By Paul Kozakiewicz
Starting in March, groundwater held in a huge underground
aquifer under the west side will be pumped out and blended with
water from the Hetch Hetchy Reservoir in the Sierra Nevada
The $66 million plan, approved by the SF Public Utilities
Commission (PUC), calls for up to 1 million gallons of groundwater
to be blended in the Sunset Reservoir this year. That would
be three percent of the total water volume going to city customers.
The pumping would be ramped up over the next four
years to about five million gallons of water a day, or up to 15
percent of the water delivered to city customers. The PUC also
sells water to numerous California cities, which will continue
to receive unadulterated water.
Six wells have been dug to deliver water to the Sunset
Reservoir. There are two in the Outer Sunset District, two in
Golden Gate Park, one in the Outer Richmond and one at
The well at the West Sunset Playground has a design with
features that will allow it to serve as an emergency drinking
water supply. It can be connected to a generator for backup power, disinfect water and be
connected to a fire hydrant for filling trucks.
The well water will have to be treated with chemicals to balance
the water’s acidity and to negate excessive nitrates and the
minerals calcium, magnesium, sodium and bicarbonate.
Nitrates, which come from leaking sewage pipes and fertilizer
runoff, are at levels above state standards.
The blended water will be “harder,” containing more total
minerals, or total dissolved solids (TDS). The current water

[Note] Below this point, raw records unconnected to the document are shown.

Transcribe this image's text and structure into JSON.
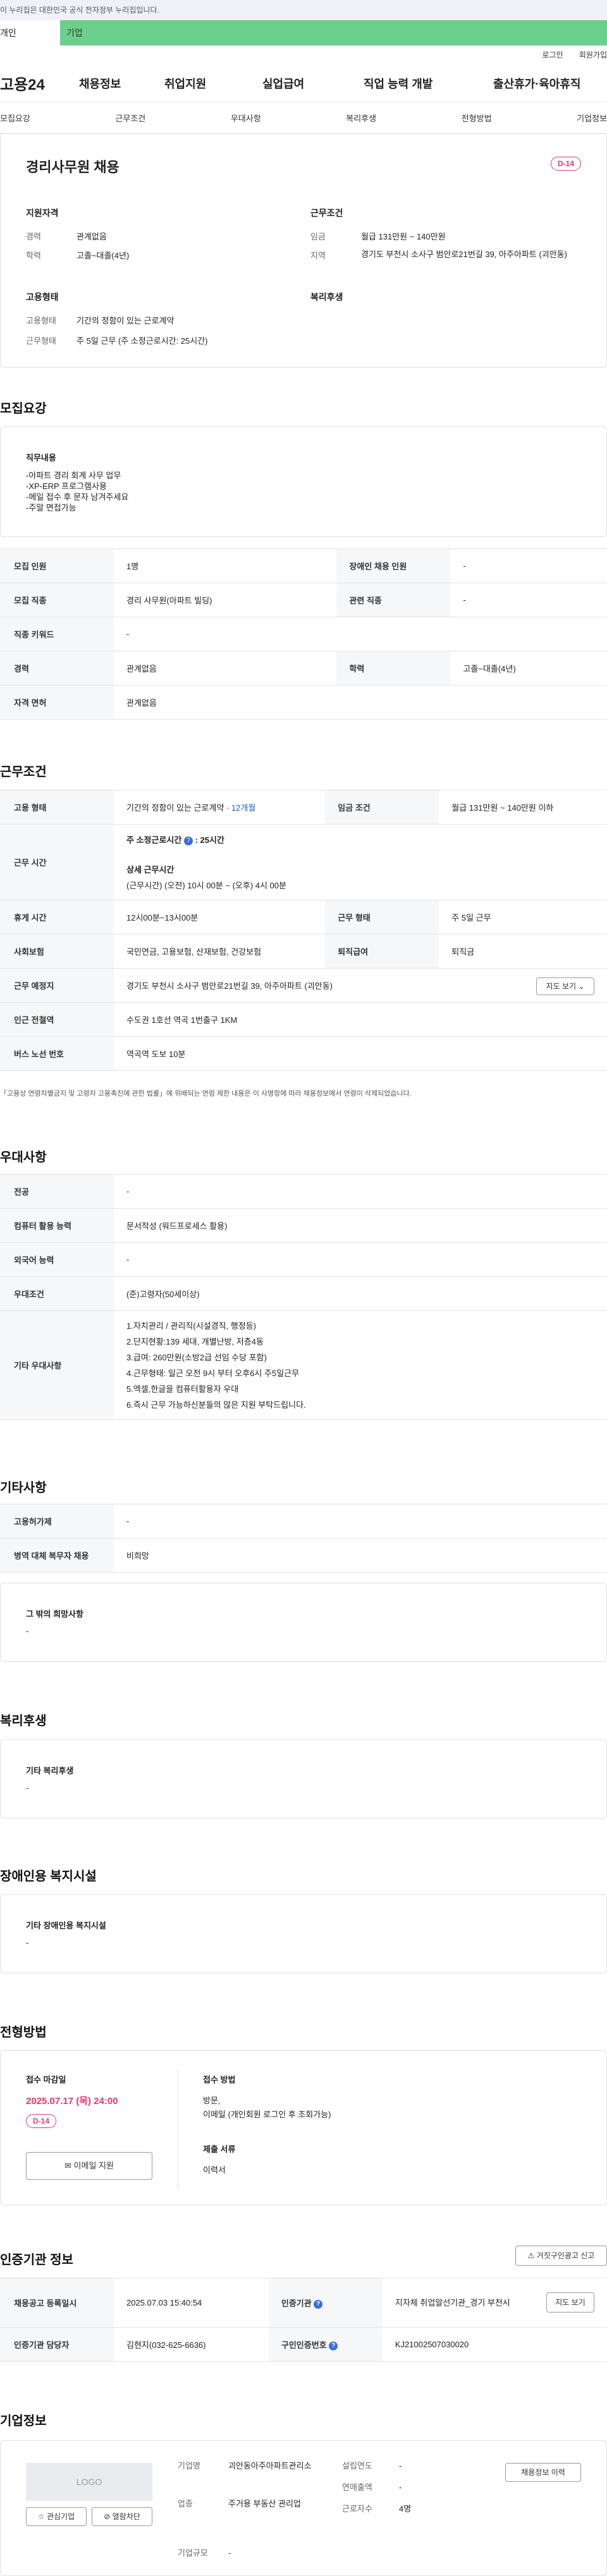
{
  "gov_banner": "이 누리집은 대한민국 공식 전자정부 누리집입니다.",
  "top_tabs": {
    "personal": "개인",
    "company": "기업"
  },
  "util": {
    "login": "로그인",
    "join": "회원가입"
  },
  "gnb": {
    "logo": "고용24",
    "menu": [
      "채용정보",
      "취업지원",
      "실업급여",
      "직업 능력 개발",
      "출산휴가·육아휴직"
    ]
  },
  "subnav": [
    "모집요강",
    "근무조건",
    "우대사항",
    "복리후생",
    "전형방법",
    "기업정보"
  ],
  "summary": {
    "title": "경리사무원 채용",
    "dday": "D-14",
    "qual_title": "지원자격",
    "qual": [
      {
        "label": "경력",
        "value": "관계없음"
      },
      {
        "label": "학력",
        "value": "고졸~대졸(4년)"
      }
    ],
    "cond_title": "근무조건",
    "cond": [
      {
        "label": "임금",
        "value": "월급 131만원 ~ 140만원"
      },
      {
        "label": "지역",
        "value": "경기도 부천시 소사구 범안로21번길 39, 아주아파트 (괴안동)"
      }
    ],
    "emp_title": "고용형태",
    "emp": [
      {
        "label": "고용형태",
        "value": "기간의 정함이 있는 근로계약"
      },
      {
        "label": "근무형태",
        "value": "주 5일 근무 (주 소정근로시간: 25시간)"
      }
    ],
    "welfare_title": "복리후생"
  },
  "recruit": {
    "heading": "모집요강",
    "duty_title": "직무내용",
    "duty_lines": [
      "-아파트  경리 회계 사무 업무",
      "-XP-ERP 프로그램사용",
      "-메일 접수 후 문자 남겨주세요",
      "-주말 면접가능"
    ],
    "rows": [
      {
        "l1": "모집 인원",
        "v1": "1명",
        "l2": "장애인 채용 인원",
        "v2": "-"
      },
      {
        "l1": "모집 직종",
        "v1": "경리 사무원(아파트 빌딩)",
        "l2": "관련 직종",
        "v2": "-"
      },
      {
        "l1": "직종 키워드",
        "v1": "-"
      },
      {
        "l1": "경력",
        "v1": "관계없음",
        "l2": "학력",
        "v2": "고졸~대졸(4년)"
      },
      {
        "l1": "자격 면허",
        "v1": "관계없음"
      }
    ]
  },
  "work": {
    "heading": "근무조건",
    "emp_label": "고용 형태",
    "emp_value": "기간의 정함이 있는 근로계약 · ",
    "emp_period": "12개월",
    "wage_label": "임금 조건",
    "wage_value": "월급 131만원 ~ 140만원 이하",
    "time_label": "근무 시간",
    "time_week": "주 소정근로시간",
    "time_week_val": ": 25시간",
    "time_detail_title": "상세 근무시간",
    "time_detail": "(근무시간) (오전) 10시 00분 ~ (오후) 4시 00분",
    "rest_label": "휴게 시간",
    "rest_value": "12시00분~13시00분",
    "form_label": "근무 형태",
    "form_value": "주 5일 근무",
    "ins_label": "사회보험",
    "ins_value": "국민연금, 고용보험, 산재보험, 건강보험",
    "sev_label": "퇴직급여",
    "sev_value": "퇴직금",
    "place_label": "근무 예정지",
    "place_value": "경기도 부천시 소사구 범안로21번길 39, 아주아파트 (괴안동)",
    "map_btn": "지도 보기",
    "subway_label": "인근 전철역",
    "subway_value": "수도권 1호선 역곡 1번출구 1KM",
    "bus_label": "버스 노선 번호",
    "bus_value": "역곡역 도보 10분",
    "note": "「고용상 연령차별금지 및 고령자 고용촉진에 관한 법률」에 위배되는 연령 제한 내용은 이 사명항에 따라 채용정보에서 연령이 삭제되었습니다."
  },
  "pref": {
    "heading": "우대사항",
    "rows": [
      {
        "label": "전공",
        "value": "-"
      },
      {
        "label": "컴퓨터 활용 능력",
        "value": "문서작성 (워드프로세스 활용)"
      },
      {
        "label": "외국어 능력",
        "value": "-"
      },
      {
        "label": "우대조건",
        "value": "(준)고령자(50세이상)"
      }
    ],
    "etc_label": "기타 우대사항",
    "etc_lines": [
      "1.자치관리 / 관리직(시설경직, 행정등)",
      "2.단지현황:139 세대, 개별난방, 저층4동",
      "3.급여: 260만원(소방2급 선임 수당 포함)",
      "4.근무형태: 일근 오전 9시 부터 오후6시 주5일근무",
      "5.엑셀,한글을 컴퓨터활용자 우대",
      "6.즉시 근무 가능하신분들의 많은 지원 부탁드립니다."
    ]
  },
  "other": {
    "heading": "기타사항",
    "rows": [
      {
        "label": "고용허가제",
        "value": "-"
      },
      {
        "label": "병역 대체 복무자 채용",
        "value": "비희망"
      }
    ],
    "wish_title": "그 밖의 희망사항",
    "wish_value": "-"
  },
  "welfare": {
    "heading": "복리후생",
    "title": "기타 복리후생",
    "value": "-"
  },
  "disabled": {
    "heading": "장애인용 복지시설",
    "title": "기타 장애인용 복지시설",
    "value": "-"
  },
  "process": {
    "heading": "전형방법",
    "deadline_title": "접수 마감일",
    "deadline": "2025.07.17 (목) 24:00",
    "dday": "D-14",
    "email_btn": "이메일 지원",
    "method_title": "접수 방법",
    "method_lines": [
      "방문,",
      "이메일 (개인회원 로그인 후 조회가능)"
    ],
    "docs_title": "제출 서류",
    "docs_value": "이력서"
  },
  "cert": {
    "heading": "인증기관 정보",
    "report_btn": "거짓구인광고 신고",
    "reg_label": "채용공고 등록일시",
    "reg_value": "2025.07.03 15:40:54",
    "org_label": "인증기관",
    "org_value": "지자체 취업알선기관_경기 부천시",
    "map_btn": "지도 보기",
    "staff_label": "인증기관 담당자",
    "staff_value": "김현지(032-625-6636)",
    "no_label": "구인인증번호",
    "no_value": "KJ21002507030020"
  },
  "company": {
    "heading": "기업정보",
    "logo": "LOGO",
    "fav_btn": "관심기업",
    "block_btn": "열람차단",
    "info_btn": "채용정보 이력",
    "name_label": "기업명",
    "name_value": "괴안동아주아파트관리소",
    "year_label": "설립연도",
    "year_value": "-",
    "sales_label": "연매출액",
    "sales_value": "-",
    "ind_label": "업종",
    "ind_value": "주거용 부동산 관리업",
    "emp_label": "근로자수",
    "emp_value": "4명",
    "size_label": "기업규모",
    "size_value": "-"
  }
}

being delivered contains 40 to 45 TDS, whereas the blended water
will contain 70 to 120 TDS. The water will have increased levels
of calcium, magnesium and bicarbonate.
According to experts, the harder blended water could taste
different and make a difference in the making of coffee, beer and
some baked goods, like bagels and bread. Some items would
fare better with the blended water, like hoppy beers, and some
would fare worse, like pilsner beers, which require soft water.
The change could give dough more backbone, but could also
make it tougher and limit fermentation.
The extracted groundwater will be treated with chlorine to
kill dangerous microbes and sodium hydroxide to lower its
acidity. Hetch Hetchy water also gets treated with doses of chlorine
The PUC claims the underground water is needed for a
growing Bay Area, because the federal government might require
more water for the state’s rivers, and also in case of an
emergency that disrupts the water supply line from the Sierra,
like a major earthquake.
According to the PUC’s website, in a drought, the groundwater
blend will be distributed throughout the entire City.
According to the PUC, drinking the aquifer water without
blending it with Hetch Hetchy
water could create a health risk
because of the high levels of nitrates
in the aquifer water.
According to a recent story in the SF Chronicle, the chief hydrologist
for the PUC project, Jeff Gilman, said, “The nitrate
would only be a concern if you were serving that water directly,
but that’s not our plan.”
The underground aquifer is about 400 feet below ground level.
Wells have been dug to monitor it in case of saltwater intrusion
from the Pacific Ocean.
For more information, go to
the website at http://www.sfwater.org.